> _EXERCISE DESCRIPTION_
Your answer must be a single number: how many lines in the records below contain the word "more".

> _TASK MATERIAL_
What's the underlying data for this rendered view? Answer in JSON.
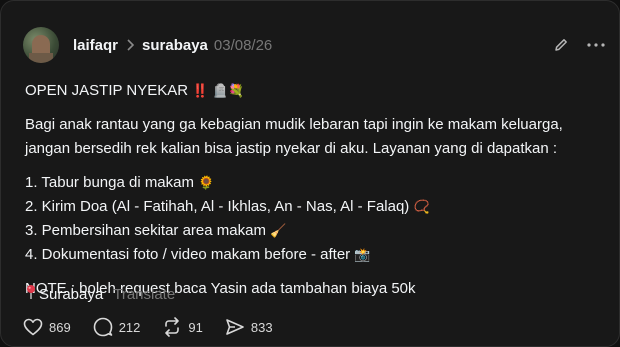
{
  "post": {
    "username": "laifaqr",
    "community": "surabaya",
    "date": "03/08/26",
    "title": "OPEN JASTIP NYEKAR",
    "title_emoji": "‼️ 🪦💐",
    "paragraph": "Bagi anak rantau yang ga kebagian mudik lebaran tapi ingin ke makam keluarga, jangan bersedih rek kalian bisa jastip nyekar di aku. Layanan yang di dapatkan :",
    "items": [
      {
        "text": "1. Tabur bunga di makam",
        "emoji": "🌻"
      },
      {
        "text": "2. Kirim Doa (Al - Fatihah, Al - Ikhlas, An - Nas, Al - Falaq)",
        "emoji": "📿"
      },
      {
        "text": "3. Pembersihan sekitar area makam",
        "emoji": "🧹"
      },
      {
        "text": "4. Dokumentasi foto / video makam before - after",
        "emoji": "📸"
      }
    ],
    "note": "NOTE : boleh request baca Yasin ada tambahan biaya 50k",
    "location": "Surabaya",
    "translate": "Translate",
    "likes": "869",
    "replies": "212",
    "reposts": "91",
    "shares": "833"
  },
  "icons": {
    "edit": "pencil-icon",
    "more": "more-dots-icon",
    "location": "pin-icon",
    "like": "heart-icon",
    "reply": "comment-icon",
    "repost": "repost-icon",
    "share": "send-icon"
  }
}
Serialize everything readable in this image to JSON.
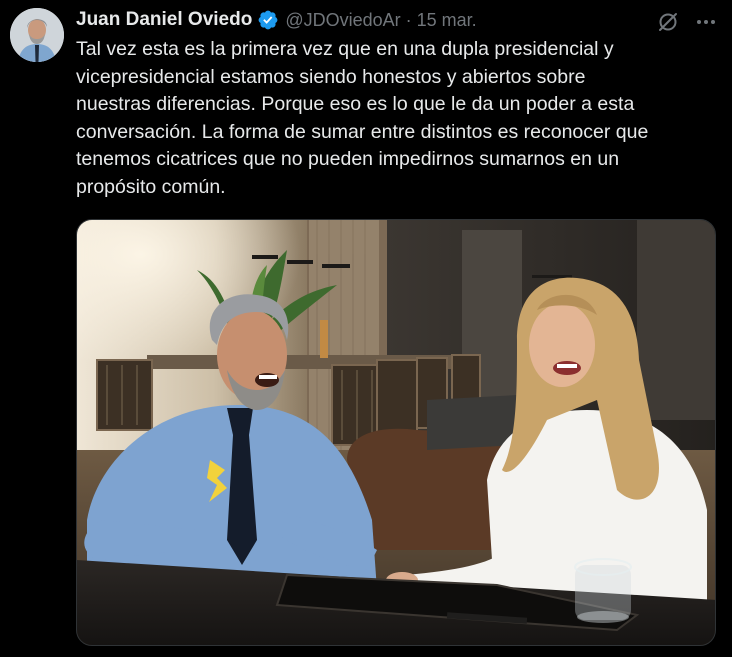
{
  "tweet": {
    "author": {
      "name": "Juan Daniel Oviedo",
      "handle": "@JDOviedoAr",
      "verified": true,
      "avatar_icon": "profile-photo"
    },
    "separator": "·",
    "date": "15 mar.",
    "text": "Tal vez esta es la primera vez que en una dupla presidencial y\nvicepresidencial estamos siendo honestos y abiertos sobre\nnuestras diferencias. Porque eso es lo que le da un poder a esta\nconversación. La forma de sumar entre distintos es reconocer que\ntenemos cicatrices que no pueden impedirnos sumarnos en un\npropósito común.",
    "media": {
      "type": "photo",
      "scene": "Two people laughing at a table in a dining room"
    },
    "icons": {
      "verified": "verified-badge-icon",
      "grok": "grok-icon",
      "more": "more-options-icon"
    }
  },
  "colors": {
    "background": "#000000",
    "primary_text": "#e7e9ea",
    "secondary_text": "#71767b",
    "verified_badge": "#1d9bf0",
    "border": "#2f3336"
  }
}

> _SOLUTION FOR THIS EXERCISE_
2